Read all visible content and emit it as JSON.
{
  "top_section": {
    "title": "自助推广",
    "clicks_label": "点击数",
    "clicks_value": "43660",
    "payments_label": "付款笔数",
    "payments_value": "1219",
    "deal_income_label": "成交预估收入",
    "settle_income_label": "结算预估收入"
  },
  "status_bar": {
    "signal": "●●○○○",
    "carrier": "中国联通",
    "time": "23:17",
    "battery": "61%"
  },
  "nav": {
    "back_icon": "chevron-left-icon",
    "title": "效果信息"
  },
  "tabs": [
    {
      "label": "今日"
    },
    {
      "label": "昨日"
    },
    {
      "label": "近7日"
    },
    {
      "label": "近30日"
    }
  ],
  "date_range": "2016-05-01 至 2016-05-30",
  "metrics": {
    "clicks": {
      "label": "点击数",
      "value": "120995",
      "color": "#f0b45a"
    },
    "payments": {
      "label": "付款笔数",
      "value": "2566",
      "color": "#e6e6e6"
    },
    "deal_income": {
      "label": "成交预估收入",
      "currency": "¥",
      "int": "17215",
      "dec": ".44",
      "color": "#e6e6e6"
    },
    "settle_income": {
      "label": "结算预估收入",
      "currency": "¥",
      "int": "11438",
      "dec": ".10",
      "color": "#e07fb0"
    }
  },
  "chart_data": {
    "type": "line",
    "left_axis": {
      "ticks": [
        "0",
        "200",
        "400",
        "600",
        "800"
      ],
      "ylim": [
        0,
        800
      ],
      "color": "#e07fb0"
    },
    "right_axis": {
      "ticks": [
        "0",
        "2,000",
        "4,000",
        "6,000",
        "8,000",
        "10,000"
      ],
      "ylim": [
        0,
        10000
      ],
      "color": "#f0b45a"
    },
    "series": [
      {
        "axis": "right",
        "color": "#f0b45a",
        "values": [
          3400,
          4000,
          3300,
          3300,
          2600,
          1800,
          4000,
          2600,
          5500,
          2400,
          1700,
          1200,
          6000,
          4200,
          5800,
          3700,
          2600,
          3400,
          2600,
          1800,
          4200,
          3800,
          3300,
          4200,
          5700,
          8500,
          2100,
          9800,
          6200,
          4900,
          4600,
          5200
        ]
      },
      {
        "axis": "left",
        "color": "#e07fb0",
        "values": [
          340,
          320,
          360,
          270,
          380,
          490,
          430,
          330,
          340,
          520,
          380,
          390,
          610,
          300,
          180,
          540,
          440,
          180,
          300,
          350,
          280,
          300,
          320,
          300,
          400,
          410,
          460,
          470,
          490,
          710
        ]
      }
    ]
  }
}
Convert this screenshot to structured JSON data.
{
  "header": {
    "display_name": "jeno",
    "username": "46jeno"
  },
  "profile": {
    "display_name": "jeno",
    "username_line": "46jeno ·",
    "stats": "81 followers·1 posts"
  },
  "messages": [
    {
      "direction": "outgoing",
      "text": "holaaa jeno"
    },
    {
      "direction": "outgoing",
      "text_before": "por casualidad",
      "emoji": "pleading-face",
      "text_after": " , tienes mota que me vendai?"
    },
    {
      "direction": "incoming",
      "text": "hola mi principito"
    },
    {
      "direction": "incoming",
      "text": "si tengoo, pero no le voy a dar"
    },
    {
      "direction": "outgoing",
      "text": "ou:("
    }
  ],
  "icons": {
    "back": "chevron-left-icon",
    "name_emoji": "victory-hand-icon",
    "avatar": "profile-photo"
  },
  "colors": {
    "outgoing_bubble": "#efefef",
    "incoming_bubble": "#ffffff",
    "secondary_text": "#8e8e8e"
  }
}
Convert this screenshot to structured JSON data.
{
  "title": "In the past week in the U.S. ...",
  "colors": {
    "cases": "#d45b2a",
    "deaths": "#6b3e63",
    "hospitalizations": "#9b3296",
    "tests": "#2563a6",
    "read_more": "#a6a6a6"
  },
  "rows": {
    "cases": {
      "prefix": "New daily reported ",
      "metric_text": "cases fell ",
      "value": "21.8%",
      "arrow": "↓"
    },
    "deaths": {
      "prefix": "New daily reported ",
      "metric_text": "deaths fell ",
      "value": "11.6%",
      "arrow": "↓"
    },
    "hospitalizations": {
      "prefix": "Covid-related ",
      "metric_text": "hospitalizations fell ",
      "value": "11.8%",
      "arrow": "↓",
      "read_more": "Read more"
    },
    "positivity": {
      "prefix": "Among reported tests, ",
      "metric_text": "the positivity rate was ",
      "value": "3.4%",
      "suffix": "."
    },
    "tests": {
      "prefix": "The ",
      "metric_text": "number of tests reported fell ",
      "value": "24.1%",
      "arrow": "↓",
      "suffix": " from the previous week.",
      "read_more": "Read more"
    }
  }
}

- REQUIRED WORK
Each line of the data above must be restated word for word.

- ANSWER TO THIS PROBLEM
Read all visible content and emit it as JSON.
{
  "top_section": {
    "title": "自助推广",
    "clicks_label": "点击数",
    "clicks_value": "43660",
    "payments_label": "付款笔数",
    "payments_value": "1219",
    "deal_income_label": "成交预估收入",
    "settle_income_label": "结算预估收入"
  },
  "status_bar": {
    "signal": "●●○○○",
    "carrier": "中国联通",
    "time": "23:17",
    "battery": "61%"
  },
  "nav": {
    "back_icon": "chevron-left-icon",
    "title": "效果信息"
  },
  "tabs": [
    {
      "label": "今日"
    },
    {
      "label": "昨日"
    },
    {
      "label": "近7日"
    },
    {
      "label": "近30日"
    }
  ],
  "date_range": "2016-05-01 至 2016-05-30",
  "metrics": {
    "clicks": {
      "label": "点击数",
      "value": "120995",
      "color": "#f0b45a"
    },
    "payments": {
      "label": "付款笔数",
      "value": "2566",
      "color": "#e6e6e6"
    },
    "deal_income": {
      "label": "成交预估收入",
      "currency": "¥",
      "int": "17215",
      "dec": ".44",
      "color": "#e6e6e6"
    },
    "settle_income": {
      "label": "结算预估收入",
      "currency": "¥",
      "int": "11438",
      "dec": ".10",
      "color": "#e07fb0"
    }
  },
  "chart_data": {
    "type": "line",
    "left_axis": {
      "ticks": [
        "0",
        "200",
        "400",
        "600",
        "800"
      ],
      "ylim": [
        0,
        800
      ],
      "color": "#e07fb0"
    },
    "right_axis": {
      "ticks": [
        "0",
        "2,000",
        "4,000",
        "6,000",
        "8,000",
        "10,000"
      ],
      "ylim": [
        0,
        10000
      ],
      "color": "#f0b45a"
    },
    "series": [
      {
        "axis": "right",
        "color": "#f0b45a",
        "values": [
          3400,
          4000,
          3300,
          3300,
          2600,
          1800,
          4000,
          2600,
          5500,
          2400,
          1700,
          1200,
          6000,
          4200,
          5800,
          3700,
          2600,
          3400,
          2600,
          1800,
          4200,
          3800,
          3300,
          4200,
          5700,
          8500,
          2100,
          9800,
          6200,
          4900,
          4600,
          5200
        ]
      },
      {
        "axis": "left",
        "color": "#e07fb0",
        "values": [
          340,
          320,
          360,
          270,
          380,
          490,
          430,
          330,
          340,
          520,
          380,
          390,
          610,
          300,
          180,
          540,
          440,
          180,
          300,
          350,
          280,
          300,
          320,
          300,
          400,
          410,
          460,
          470,
          490,
          710
        ]
      }
    ]
  }
}
Convert this screenshot to structured JSON data.
{
  "header": {
    "display_name": "jeno",
    "username": "46jeno"
  },
  "profile": {
    "display_name": "jeno",
    "username_line": "46jeno ·",
    "stats": "81 followers·1 posts"
  },
  "messages": [
    {
      "direction": "outgoing",
      "text": "holaaa jeno"
    },
    {
      "direction": "outgoing",
      "text_before": "por casualidad",
      "emoji": "pleading-face",
      "text_after": " , tienes mota que me vendai?"
    },
    {
      "direction": "incoming",
      "text": "hola mi principito"
    },
    {
      "direction": "incoming",
      "text": "si tengoo, pero no le voy a dar"
    },
    {
      "direction": "outgoing",
      "text": "ou:("
    }
  ],
  "icons": {
    "back": "chevron-left-icon",
    "name_emoji": "victory-hand-icon",
    "avatar": "profile-photo"
  },
  "colors": {
    "outgoing_bubble": "#efefef",
    "incoming_bubble": "#ffffff",
    "secondary_text": "#8e8e8e"
  }
}
Convert this screenshot to structured JSON data.
{
  "title": "In the past week in the U.S. ...",
  "colors": {
    "cases": "#d45b2a",
    "deaths": "#6b3e63",
    "hospitalizations": "#9b3296",
    "tests": "#2563a6",
    "read_more": "#a6a6a6"
  },
  "rows": {
    "cases": {
      "prefix": "New daily reported ",
      "metric_text": "cases fell ",
      "value": "21.8%",
      "arrow": "↓"
    },
    "deaths": {
      "prefix": "New daily reported ",
      "metric_text": "deaths fell ",
      "value": "11.6%",
      "arrow": "↓"
    },
    "hospitalizations": {
      "prefix": "Covid-related ",
      "metric_text": "hospitalizations fell ",
      "value": "11.8%",
      "arrow": "↓",
      "read_more": "Read more"
    },
    "positivity": {
      "prefix": "Among reported tests, ",
      "metric_text": "the positivity rate was ",
      "value": "3.4%",
      "suffix": "."
    },
    "tests": {
      "prefix": "The ",
      "metric_text": "number of tests reported fell ",
      "value": "24.1%",
      "arrow": "↓",
      "suffix": " from the previous week.",
      "read_more": "Read more"
    }
  }
}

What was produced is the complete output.